    1. any species of permanent property, as lands, houses, rents, an office, or a franchise, that may be held of another.
    2. tenements,freehold interests in things immovable considered as subjects of property.
  3. British. an apartment or room rented by a tenant.
  4. Archaic. any abode or habitation.

Origin of tenement

1250–1300; Middle English < Medieval Latin tenēmentum, equivalent to Latin tenē(re) to hold + -mentum -ment
Related formsten·e·men·tal [ten-uh-men-tl] /ˌtɛn əˈmɛn tl/, ten·e·men·ta·ry [ten-uh-men-tuh-ree] /ˌtɛn əˈmɛn tə ri/, adjectiveten·e·ment·ed, adjective
Dictionary.com Unabridged Based on the Random House Unabridged Dictionary, © Random House, Inc. 2018

Examples from the Web for tenement

Contemporary Examples

Historical Examples

  • Just children and children and children and tenement houses.

    Gloria and Treeless Street

    Annie Hamilton Donnell

  • That evening everyone in the tenement was discussing Coupeau's strange malady.

    L'Assommoir

    Emile Zola
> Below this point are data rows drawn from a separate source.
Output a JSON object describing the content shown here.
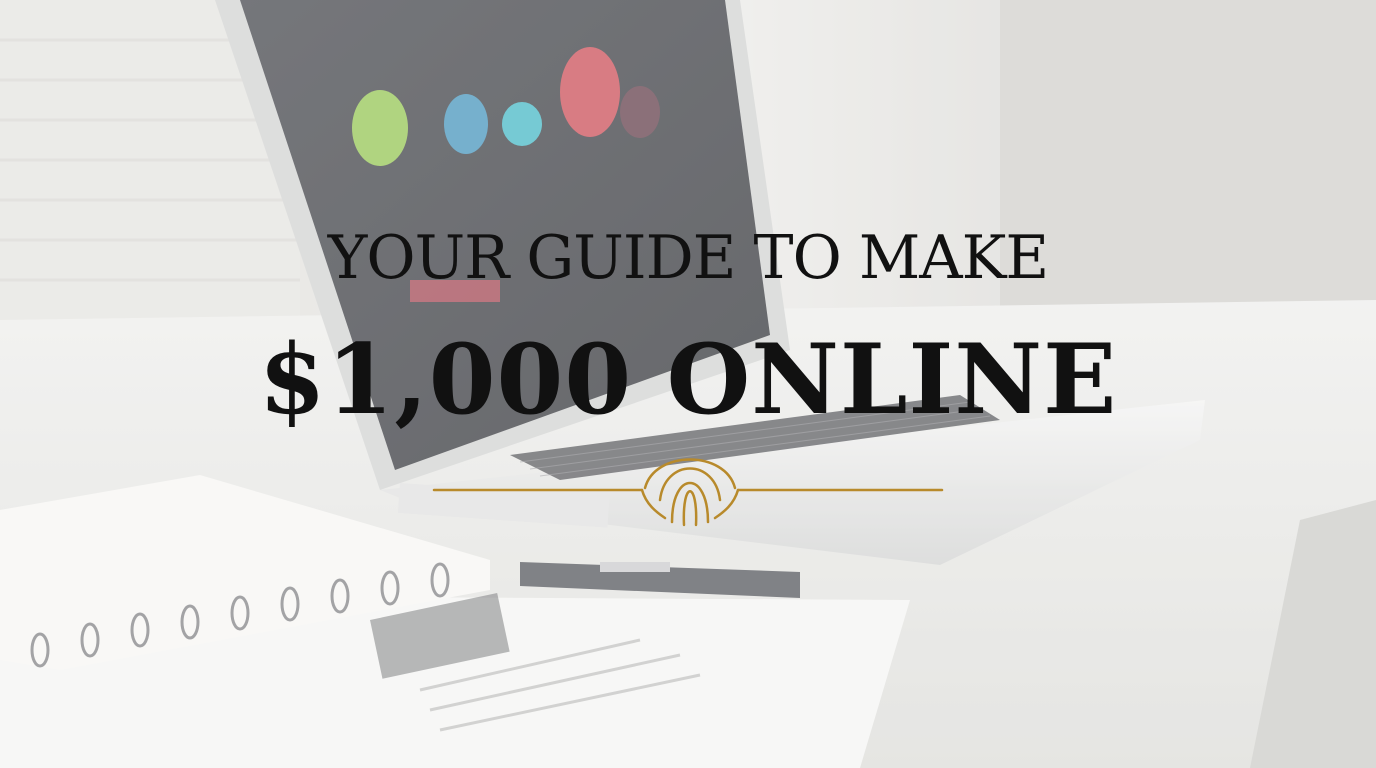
{
  "headline": {
    "line1": "YOUR GUIDE TO MAKE",
    "line2": "$1,000 ONLINE"
  },
  "colors": {
    "text": "#111111",
    "ornament_gold": "#b88a2b",
    "desk": "#e6e6e2",
    "laptop_screen": "#2b2d33"
  },
  "icons": {
    "ornament": "gold-arch-divider-icon"
  }
}
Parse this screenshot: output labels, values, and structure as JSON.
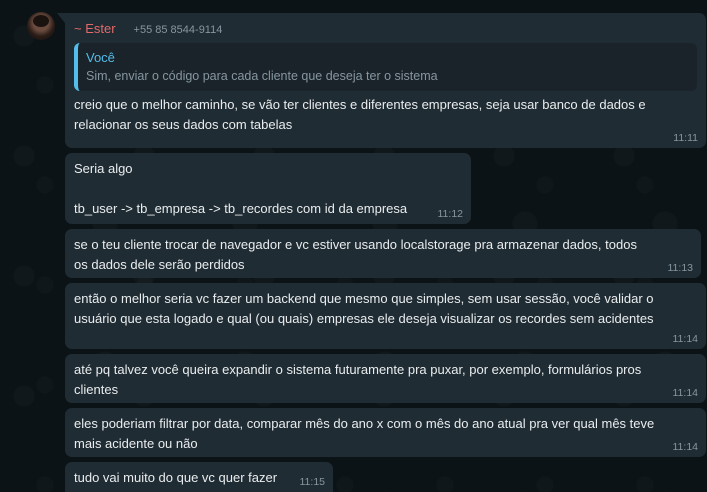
{
  "conversation": {
    "sender": {
      "name": "~ Ester",
      "phone": "+55 85 8544-9114"
    },
    "quote": {
      "author": "Você",
      "text": "Sim, enviar o código para cada cliente que deseja ter o sistema"
    },
    "messages": [
      {
        "text": "creio que o melhor caminho, se vão ter clientes e diferentes empresas, seja usar banco de dados e relacionar os seus dados com tabelas",
        "time": "11:11"
      },
      {
        "text": "Seria algo\n\ntb_user -> tb_empresa -> tb_recordes com id da empresa",
        "time": "11:12"
      },
      {
        "text": "se o teu cliente trocar de navegador e vc estiver usando localstorage pra armazenar dados, todos os dados dele serão perdidos",
        "time": "11:13"
      },
      {
        "text": "então o melhor seria vc fazer um backend que mesmo que simples, sem usar sessão, você validar o usuário que esta logado e qual (ou quais) empresas ele deseja visualizar os recordes sem acidentes",
        "time": "11:14"
      },
      {
        "text": "até pq talvez você queira expandir o sistema futuramente pra puxar, por exemplo, formulários pros clientes",
        "time": "11:14"
      },
      {
        "text": "eles poderiam filtrar por data, comparar mês do ano x com o mês do ano atual pra ver qual mês teve mais acidente ou não",
        "time": "11:14"
      },
      {
        "text": "tudo vai muito do que vc quer fazer",
        "time": "11:15"
      }
    ]
  },
  "colors": {
    "background": "#0b141a",
    "bubble": "#202c33",
    "sender_name": "#e26a6a",
    "quote_accent": "#53bdeb",
    "muted_text": "#8696a0",
    "primary_text": "#e9edef"
  }
}
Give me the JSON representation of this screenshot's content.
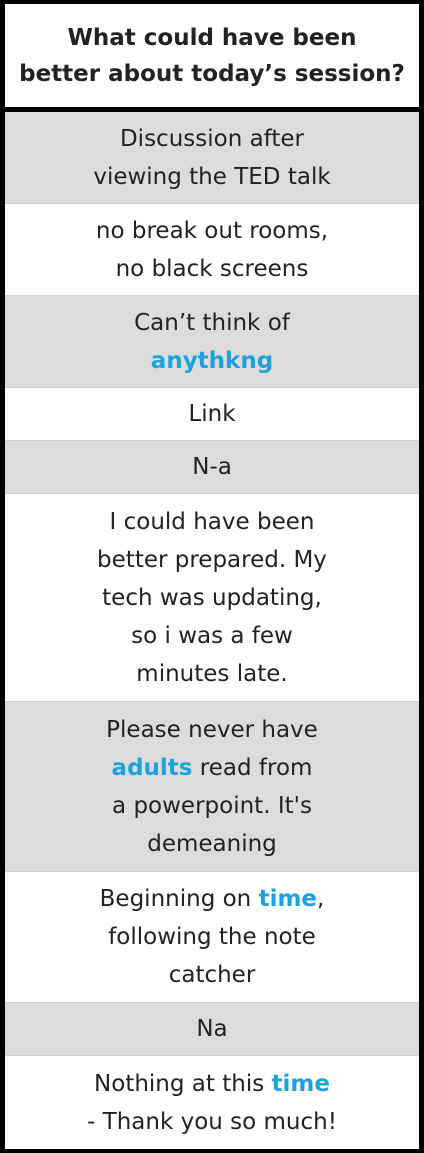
{
  "header": {
    "title_line1": "What could have been",
    "title_line2": "better about today’s session?"
  },
  "responses": [
    {
      "lines": [
        [
          "Discussion after"
        ],
        [
          "viewing the TED talk"
        ]
      ]
    },
    {
      "lines": [
        [
          "no break out rooms,"
        ],
        [
          "no black screens"
        ]
      ]
    },
    {
      "lines": [
        [
          "Can’t think of"
        ],
        [
          "anythkng"
        ]
      ]
    },
    {
      "lines": [
        [
          "Link"
        ]
      ]
    },
    {
      "lines": [
        [
          "N-a"
        ]
      ]
    },
    {
      "lines": [
        [
          "I could have been"
        ],
        [
          "better prepared. My"
        ],
        [
          "tech was updating,"
        ],
        [
          "so i was a few"
        ],
        [
          "minutes late."
        ]
      ]
    },
    {
      "lines": [
        [
          "Please never have"
        ],
        [
          "adults",
          " read from"
        ],
        [
          "a powerpoint. It's"
        ],
        [
          "demeaning"
        ]
      ]
    },
    {
      "lines": [
        [
          "Beginning on ",
          "time",
          ","
        ],
        [
          "following the note"
        ],
        [
          "catcher"
        ]
      ]
    },
    {
      "lines": [
        [
          "Na"
        ]
      ]
    },
    {
      "lines": [
        [
          "Nothing at this ",
          "time"
        ],
        [
          "- Thank you so much!"
        ]
      ]
    }
  ],
  "highlight_color": "#1ea2dc"
}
  • The stone stairs to the tenement house were thronged with women.

    The Christian

    Hall Caine

  • As she crossed the court to her room in the tenement house they heard her "Oh, oh, oh!"

    The Christian

    Hall Caine

  • I must hire some tenement to move into when I have to leave here.

    The Young Miner

    Horatio Alger, Jr.


British Dictionary definitions for tenement

tenement

noun
  1. Also called: tenement building (now esp in Scotland) a large building divided into separate flats
  2. a dwelling place or residence, esp one intended for rent
  3. mainly British a room or flat for rent
  4. property law any form of permanent property, such as land, dwellings, offices, etc
Derived Formstenemental (ˌtɛnəˈmɛntəl) or tenementary, adjectivetenemented, adjective

Word Origin

C14: from Medieval Latin tenementum, from Latin tenēre to hold
Collins English Dictionary - Complete & Unabridged 2012 Digital Edition © William Collins Sons & Co. Ltd. 1979, 1986 © HarperCollins Publishers 1998, 2000, 2003, 2005, 2006, 2007, 2009, 2012

Word Origin and History for tenement

n.

c.1300, "holding of immovable property" (such as land or buildings,) from Anglo-French (late 13c.) and Old French tenement (12c.), from Medieval Latin tenementum "a holding, fief" (11c.), from Latin tenere "to hold" (see tenet). The meaning "dwelling place, residence" is attested from early 15c.; tenement house "house broken up into apartments, usually in a poor section of a city" is first recorded 1858, American English, from tenament in an earlier sense (especially in Scotland) "large house constructed to be let to a number of tenants" (1690s).

Online Etymology Dictionary, © 2010 Douglas Harper